So much with respect to the separate provinces of these powers, according to Locke :--a point on which I am, after all, inclined to think, that my own opinion does not differ essentially from his, whatever inferences to the
Phil. of Rhet. Vol. I. p. 174.
contrary may be drawn from some of his casual expressions. The misapprehensions into which these have contributed to lead various writers of a later date, will, I hope, furnish a sufficient apology for the attempt which I have made, to place the question in a stronger light than he seems to have thought requisite for its illustration.
In some of the foregoing quotations from his Essay, there is another fault of still greater moment; of which, although not immediately connected with the topic now under discussion, it is proper for me to take notice, that I may not have the appearance of acquiescing in a mode of speaking so extremely exceptionable. What I allude to is, the supposition which his language, concerning the powers both of intuition and of reasoning, involves, that knonledge consists solely in the perception of the agreement or the disagreement of our ideas. The impropriety of this phraseology has been sufficiently exposed by Dr. Reid, whose animadversions I would beg leave to recommend to the attention of those readers, who, from long habit, may have familiarized their ear to the peculiarities of Locke's philosophical diction. In this place, I think it sufficient for me to add to Dr. Reid's strictures, that Mr. Locke's language has, in the present instance, been suggested to him by the partial view which he took of the subject; his illustrations being chiefly borrowed from mathematics, and the relations about which it is conversant. When applied to these relations, it is undoubtedly possible to annex some sense to such phrases as comparing ideas,
-the juxta-position of ideas :-the perception of the agreements or disagreements of ideas; but, in most other branches of knowledge, this jargon will be found, on ex
amination, to be altogether unmeaning; and, instead of adding to the precision of our notions, to involve plain facts in technical and scholastic mystery.
This last observation leads me to remark farther, that even when Locke speaks of reasoning in general, he seems, in many cases, to have had a tacit reference, in his own mind, to mathematical demonstration; and the same criticism may be extended to every logical writer whom I know, not excepting Aristotle himself.
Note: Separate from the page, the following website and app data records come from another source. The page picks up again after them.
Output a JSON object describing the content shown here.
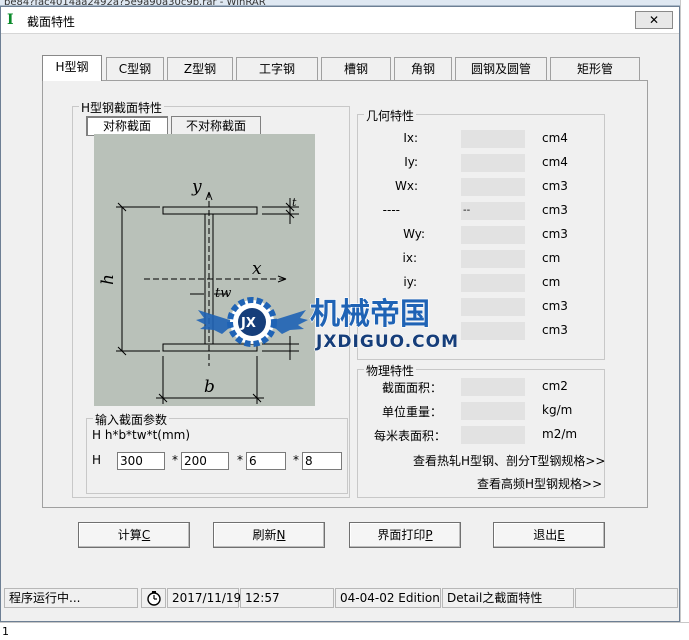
{
  "background": {
    "behind_title": "be84?fac4014aa2492a?5e9a90a30c9b.rar - WinRAR",
    "bottom_left_char": "1"
  },
  "window": {
    "icon_glyph": "I",
    "title": "截面特性",
    "close_glyph": "✕"
  },
  "tabs": [
    {
      "label": "H型钢",
      "active": true
    },
    {
      "label": "C型钢"
    },
    {
      "label": "Z型钢"
    },
    {
      "label": "工字钢"
    },
    {
      "label": "槽钢"
    },
    {
      "label": "角钢"
    },
    {
      "label": "圆钢及圆管"
    },
    {
      "label": "矩形管"
    }
  ],
  "section_group": {
    "legend": "H型钢截面特性",
    "sym_button": "对称截面",
    "asym_button": "不对称截面"
  },
  "drawing": {
    "y_axis": "y",
    "x_axis": "x",
    "h": "h",
    "b": "b",
    "t": "t",
    "tw": "tw",
    "colors": {
      "bg": "#b9c1b9",
      "line": "#000000"
    }
  },
  "input_group": {
    "legend": "输入截面参数",
    "formula": "H   h*b*tw*t(mm)",
    "prefix": "H",
    "values": [
      "300",
      "200",
      "6",
      "8"
    ],
    "separator": "*"
  },
  "geometry_group": {
    "legend": "几何特性",
    "rows": [
      {
        "label": "Ix:",
        "unit": "cm4"
      },
      {
        "label": "Iy:",
        "unit": "cm4"
      },
      {
        "label": "Wx:",
        "unit": "cm3"
      },
      {
        "label": "----",
        "value": "--",
        "unit": "cm3"
      },
      {
        "label": "Wy:",
        "unit": "cm3"
      },
      {
        "label": "ix:",
        "unit": "cm"
      },
      {
        "label": "iy:",
        "unit": "cm"
      },
      {
        "label": "",
        "unit": "cm3"
      },
      {
        "label": "",
        "unit": "cm3"
      }
    ]
  },
  "physical_group": {
    "legend": "物理特性",
    "rows": [
      {
        "label": "截面面积：",
        "unit": "cm2"
      },
      {
        "label": "单位重量：",
        "unit": "kg/m"
      },
      {
        "label": "每米表面积：",
        "unit": "m2/m"
      }
    ],
    "link1": "查看热轧H型钢、剖分T型钢规格>>",
    "link2": "查看高频H型钢规格>>"
  },
  "buttons": {
    "calc": "计算",
    "calc_key": "C",
    "refresh": "刷新",
    "refresh_key": "N",
    "print": "界面打印",
    "print_key": "P",
    "exit": "退出",
    "exit_key": "E"
  },
  "status": {
    "running": "程序运行中...",
    "date": "2017/11/19",
    "time": "12:57",
    "edition": "04-04-02 Edition",
    "detail": "Detail之截面特性"
  },
  "watermark": {
    "brand_cn": "机械帝国",
    "brand_en": "JXDIGUO.COM",
    "logo_text": "JX",
    "colors": {
      "blue": "#1f63b5",
      "navy": "#163e7a"
    }
  }
}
Perhaps it is chiefly owing to this, that their discussion are so often of very little practical utility: the rules which result from them being wholly superfluous, when applied to mathematics; and, when extended to other branches of knowledge, being unsusceptible of any precise, or even intelligible interpretation
Conclusions obtained by a Process of Deduction often
mistaken for Intuitive Judgments.
It has been frequently remarked, that the justest and most efficient understandings are often possessed by men who are incapable of stating to others, or even to themselves, the grounds on which they proceed in forming their decisions. In some instances, I have been disposed to ascribe this to the faults of early education ;